I have written previously about the great privilege it has been to be one of the poets-in-residence for the Oxford Brookes/Oxford 2017/18 Mellon Sawyer series Post-War: Commemoration, Reconstruction, Reconciliation. The series brought together academics, politicians, peace negotiators, artists, musicians, and many others to engage with key questions about how we mark and respond to war. It culminated in a series of powerful events including a post-graduate seminar, a concert at the Sheldonian (including the premiere of Gallipoli to the Somme by Anthony Ritchie) and for the poets-in-residence, a poetry reading in the Harris Manchester college chapel. I am hugely grateful to the three organisers of the series: Prof. Kate McLoughlin, Dr. Catherine Gilbert and Dr. Niall Munro, and also to the post-graduate students who supported the series and my fellow poets-in-residence, Mariah Whelan, Sue Zatland, Patrick Toland and Dahmicca Wright.

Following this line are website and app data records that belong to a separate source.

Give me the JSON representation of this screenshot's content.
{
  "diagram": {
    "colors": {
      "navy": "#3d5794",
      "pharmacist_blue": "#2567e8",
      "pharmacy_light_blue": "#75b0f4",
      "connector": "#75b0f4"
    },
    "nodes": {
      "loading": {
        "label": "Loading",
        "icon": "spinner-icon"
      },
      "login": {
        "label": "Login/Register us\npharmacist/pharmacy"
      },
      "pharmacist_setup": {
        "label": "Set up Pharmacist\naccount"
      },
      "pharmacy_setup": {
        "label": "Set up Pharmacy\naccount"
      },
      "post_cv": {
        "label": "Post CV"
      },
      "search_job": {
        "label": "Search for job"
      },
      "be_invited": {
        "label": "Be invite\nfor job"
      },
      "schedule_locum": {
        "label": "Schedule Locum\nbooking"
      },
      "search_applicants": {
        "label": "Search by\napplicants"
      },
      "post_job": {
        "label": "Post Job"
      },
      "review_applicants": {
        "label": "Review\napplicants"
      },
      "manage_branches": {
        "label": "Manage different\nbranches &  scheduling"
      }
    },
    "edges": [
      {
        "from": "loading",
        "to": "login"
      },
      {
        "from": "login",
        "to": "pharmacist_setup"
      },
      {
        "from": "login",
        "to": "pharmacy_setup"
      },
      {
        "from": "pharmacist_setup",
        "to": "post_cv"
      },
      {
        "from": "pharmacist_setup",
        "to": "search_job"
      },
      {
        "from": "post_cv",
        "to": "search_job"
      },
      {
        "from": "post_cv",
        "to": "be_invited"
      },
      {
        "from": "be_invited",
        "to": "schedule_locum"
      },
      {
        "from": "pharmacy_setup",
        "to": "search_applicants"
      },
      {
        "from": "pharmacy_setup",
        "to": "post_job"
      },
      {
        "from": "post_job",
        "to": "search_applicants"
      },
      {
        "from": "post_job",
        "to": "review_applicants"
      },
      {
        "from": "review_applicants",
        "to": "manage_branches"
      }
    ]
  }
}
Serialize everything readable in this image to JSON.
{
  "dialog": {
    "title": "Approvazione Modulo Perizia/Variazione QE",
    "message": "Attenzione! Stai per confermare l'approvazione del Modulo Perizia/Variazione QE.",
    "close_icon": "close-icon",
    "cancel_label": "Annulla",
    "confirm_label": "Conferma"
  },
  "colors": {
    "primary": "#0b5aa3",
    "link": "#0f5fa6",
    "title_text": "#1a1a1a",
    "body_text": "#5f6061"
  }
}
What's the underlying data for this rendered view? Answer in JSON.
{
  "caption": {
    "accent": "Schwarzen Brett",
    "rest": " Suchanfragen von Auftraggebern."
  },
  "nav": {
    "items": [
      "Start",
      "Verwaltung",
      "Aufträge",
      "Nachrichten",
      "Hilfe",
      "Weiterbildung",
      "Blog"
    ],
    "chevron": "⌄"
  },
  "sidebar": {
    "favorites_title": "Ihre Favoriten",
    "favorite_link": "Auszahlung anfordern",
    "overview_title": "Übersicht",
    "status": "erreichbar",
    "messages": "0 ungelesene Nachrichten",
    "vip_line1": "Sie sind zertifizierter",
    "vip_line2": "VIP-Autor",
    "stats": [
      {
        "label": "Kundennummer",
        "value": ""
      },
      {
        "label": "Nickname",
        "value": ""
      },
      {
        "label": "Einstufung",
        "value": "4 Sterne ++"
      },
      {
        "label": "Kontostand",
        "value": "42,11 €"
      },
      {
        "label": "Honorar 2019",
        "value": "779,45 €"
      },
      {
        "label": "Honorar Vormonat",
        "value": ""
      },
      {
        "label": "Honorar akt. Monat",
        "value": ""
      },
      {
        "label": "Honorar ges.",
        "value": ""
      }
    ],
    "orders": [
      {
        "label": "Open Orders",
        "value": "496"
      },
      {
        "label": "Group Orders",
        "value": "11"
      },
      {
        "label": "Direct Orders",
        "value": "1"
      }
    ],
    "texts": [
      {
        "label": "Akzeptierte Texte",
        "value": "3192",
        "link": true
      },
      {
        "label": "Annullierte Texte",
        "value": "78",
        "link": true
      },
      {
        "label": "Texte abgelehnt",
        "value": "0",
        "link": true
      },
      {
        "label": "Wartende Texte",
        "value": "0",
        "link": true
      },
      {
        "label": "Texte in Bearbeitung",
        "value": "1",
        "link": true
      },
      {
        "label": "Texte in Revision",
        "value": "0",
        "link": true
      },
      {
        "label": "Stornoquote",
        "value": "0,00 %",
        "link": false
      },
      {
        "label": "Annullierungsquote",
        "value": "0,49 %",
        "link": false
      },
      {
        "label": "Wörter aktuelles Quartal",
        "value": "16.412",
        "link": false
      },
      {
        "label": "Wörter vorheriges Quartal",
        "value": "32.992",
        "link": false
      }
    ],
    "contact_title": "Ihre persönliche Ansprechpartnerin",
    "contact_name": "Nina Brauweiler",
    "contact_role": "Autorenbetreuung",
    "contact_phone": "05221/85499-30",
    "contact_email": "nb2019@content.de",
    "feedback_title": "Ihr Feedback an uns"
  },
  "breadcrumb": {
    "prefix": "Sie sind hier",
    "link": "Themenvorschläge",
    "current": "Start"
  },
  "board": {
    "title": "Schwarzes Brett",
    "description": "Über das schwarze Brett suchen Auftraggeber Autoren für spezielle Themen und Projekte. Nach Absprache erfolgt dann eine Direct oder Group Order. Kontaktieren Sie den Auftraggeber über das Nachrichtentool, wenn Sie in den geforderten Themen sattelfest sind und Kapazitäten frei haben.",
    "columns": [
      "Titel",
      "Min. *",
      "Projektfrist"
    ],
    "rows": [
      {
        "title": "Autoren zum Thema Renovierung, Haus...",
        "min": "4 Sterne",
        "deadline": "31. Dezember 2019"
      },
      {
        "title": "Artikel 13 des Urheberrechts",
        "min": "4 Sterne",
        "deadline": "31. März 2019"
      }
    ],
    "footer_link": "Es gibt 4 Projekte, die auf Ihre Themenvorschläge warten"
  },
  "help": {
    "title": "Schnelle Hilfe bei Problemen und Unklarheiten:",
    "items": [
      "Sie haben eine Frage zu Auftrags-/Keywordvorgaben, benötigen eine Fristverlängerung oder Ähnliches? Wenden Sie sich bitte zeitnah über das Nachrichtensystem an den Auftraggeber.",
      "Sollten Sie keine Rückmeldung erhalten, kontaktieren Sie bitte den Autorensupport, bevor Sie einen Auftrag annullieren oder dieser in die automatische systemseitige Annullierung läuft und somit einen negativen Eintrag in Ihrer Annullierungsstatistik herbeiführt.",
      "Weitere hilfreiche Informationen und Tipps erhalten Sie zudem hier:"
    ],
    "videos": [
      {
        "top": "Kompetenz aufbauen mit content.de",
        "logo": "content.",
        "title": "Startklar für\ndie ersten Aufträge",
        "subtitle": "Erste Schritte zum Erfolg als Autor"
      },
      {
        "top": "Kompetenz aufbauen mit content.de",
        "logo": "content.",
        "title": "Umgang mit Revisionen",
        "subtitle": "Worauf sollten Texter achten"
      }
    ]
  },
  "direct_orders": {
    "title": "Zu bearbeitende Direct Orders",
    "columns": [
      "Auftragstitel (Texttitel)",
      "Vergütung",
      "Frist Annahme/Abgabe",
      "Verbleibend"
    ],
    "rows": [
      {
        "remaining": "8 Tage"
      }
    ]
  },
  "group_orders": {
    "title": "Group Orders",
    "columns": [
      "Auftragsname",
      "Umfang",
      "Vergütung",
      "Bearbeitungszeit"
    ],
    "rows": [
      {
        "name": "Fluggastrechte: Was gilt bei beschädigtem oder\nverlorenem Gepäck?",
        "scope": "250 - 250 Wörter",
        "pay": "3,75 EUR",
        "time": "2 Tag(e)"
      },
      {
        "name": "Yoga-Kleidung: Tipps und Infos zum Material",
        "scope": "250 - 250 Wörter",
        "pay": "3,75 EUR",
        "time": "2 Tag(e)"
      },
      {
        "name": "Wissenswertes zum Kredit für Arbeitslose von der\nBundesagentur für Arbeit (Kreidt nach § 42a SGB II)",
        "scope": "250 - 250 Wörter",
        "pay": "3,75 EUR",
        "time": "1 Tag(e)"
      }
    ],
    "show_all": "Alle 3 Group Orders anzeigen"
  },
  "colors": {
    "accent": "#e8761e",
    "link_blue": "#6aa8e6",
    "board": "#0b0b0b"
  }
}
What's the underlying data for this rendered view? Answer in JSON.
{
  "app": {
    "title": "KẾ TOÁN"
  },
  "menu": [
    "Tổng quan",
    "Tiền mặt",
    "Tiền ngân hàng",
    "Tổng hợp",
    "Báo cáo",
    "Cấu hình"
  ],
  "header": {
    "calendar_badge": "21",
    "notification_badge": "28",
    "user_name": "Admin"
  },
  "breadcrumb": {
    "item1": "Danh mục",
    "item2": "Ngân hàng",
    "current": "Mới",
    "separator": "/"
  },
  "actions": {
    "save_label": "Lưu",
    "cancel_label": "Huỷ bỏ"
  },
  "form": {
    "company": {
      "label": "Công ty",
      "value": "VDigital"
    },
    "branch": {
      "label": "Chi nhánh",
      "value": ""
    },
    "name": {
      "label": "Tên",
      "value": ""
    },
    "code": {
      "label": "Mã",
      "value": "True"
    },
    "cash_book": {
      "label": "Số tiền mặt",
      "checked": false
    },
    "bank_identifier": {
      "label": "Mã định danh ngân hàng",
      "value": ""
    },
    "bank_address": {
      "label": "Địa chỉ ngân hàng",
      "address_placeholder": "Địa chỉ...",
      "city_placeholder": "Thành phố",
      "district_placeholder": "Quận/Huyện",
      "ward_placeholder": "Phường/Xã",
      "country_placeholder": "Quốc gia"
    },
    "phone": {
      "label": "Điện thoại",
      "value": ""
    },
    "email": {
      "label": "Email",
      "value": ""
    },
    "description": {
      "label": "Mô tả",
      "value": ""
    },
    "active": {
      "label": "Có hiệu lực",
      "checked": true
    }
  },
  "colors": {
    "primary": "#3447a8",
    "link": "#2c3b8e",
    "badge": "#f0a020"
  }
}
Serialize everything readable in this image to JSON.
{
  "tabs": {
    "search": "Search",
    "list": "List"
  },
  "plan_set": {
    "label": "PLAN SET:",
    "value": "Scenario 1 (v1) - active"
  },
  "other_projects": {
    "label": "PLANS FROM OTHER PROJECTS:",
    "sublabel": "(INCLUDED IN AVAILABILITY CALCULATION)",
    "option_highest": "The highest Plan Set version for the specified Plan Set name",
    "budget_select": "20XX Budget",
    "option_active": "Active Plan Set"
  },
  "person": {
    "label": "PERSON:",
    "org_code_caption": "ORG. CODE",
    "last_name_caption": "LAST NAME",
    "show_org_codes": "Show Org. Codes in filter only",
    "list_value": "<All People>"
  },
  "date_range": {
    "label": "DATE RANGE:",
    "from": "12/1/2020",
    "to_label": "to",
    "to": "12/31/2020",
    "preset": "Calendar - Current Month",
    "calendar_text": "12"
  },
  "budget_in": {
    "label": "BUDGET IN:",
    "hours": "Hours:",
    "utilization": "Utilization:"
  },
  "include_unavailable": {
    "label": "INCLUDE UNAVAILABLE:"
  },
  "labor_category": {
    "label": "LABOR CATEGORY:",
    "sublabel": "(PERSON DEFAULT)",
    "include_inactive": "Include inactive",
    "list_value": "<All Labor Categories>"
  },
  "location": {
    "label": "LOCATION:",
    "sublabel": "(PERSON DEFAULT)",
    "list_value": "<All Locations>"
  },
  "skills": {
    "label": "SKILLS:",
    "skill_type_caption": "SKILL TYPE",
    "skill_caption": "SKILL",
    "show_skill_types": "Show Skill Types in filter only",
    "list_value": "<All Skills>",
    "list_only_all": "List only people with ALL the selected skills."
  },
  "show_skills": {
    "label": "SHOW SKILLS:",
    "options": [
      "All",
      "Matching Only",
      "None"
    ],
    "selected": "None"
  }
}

The series may have formally concluded but of course the questions it raised continue. The work goes on. My exploration into what might be considered a crisis in the UK’s current commemorative practice, and into the positioning of ourselves as ‘post-war’, despite the UK’s ongoing financial, political and military involvement in war and conflict round the globe, has led me to the title of this post and its question: not post-war, but post-peace?
Below are links to a recording of A Crack of Light, a reading by four out of the five poets of work created for the series, and a podcast of Dr Niall Munro interviewing me about the experience of being poet-in-residence.
Again I would like to express my thanks to all the organisers, poets and participants, especially those who shared their personal experiences of conflict, trauma and loss. It was a humbling and transformative experience.
A Crack of Light: Poetry reading by Mariah Whelan, Sue Zatland, Patrick Toland and Susie Campbell (work created for the series):
Podcast of Susie Campbell talking to Dr Niall Munro: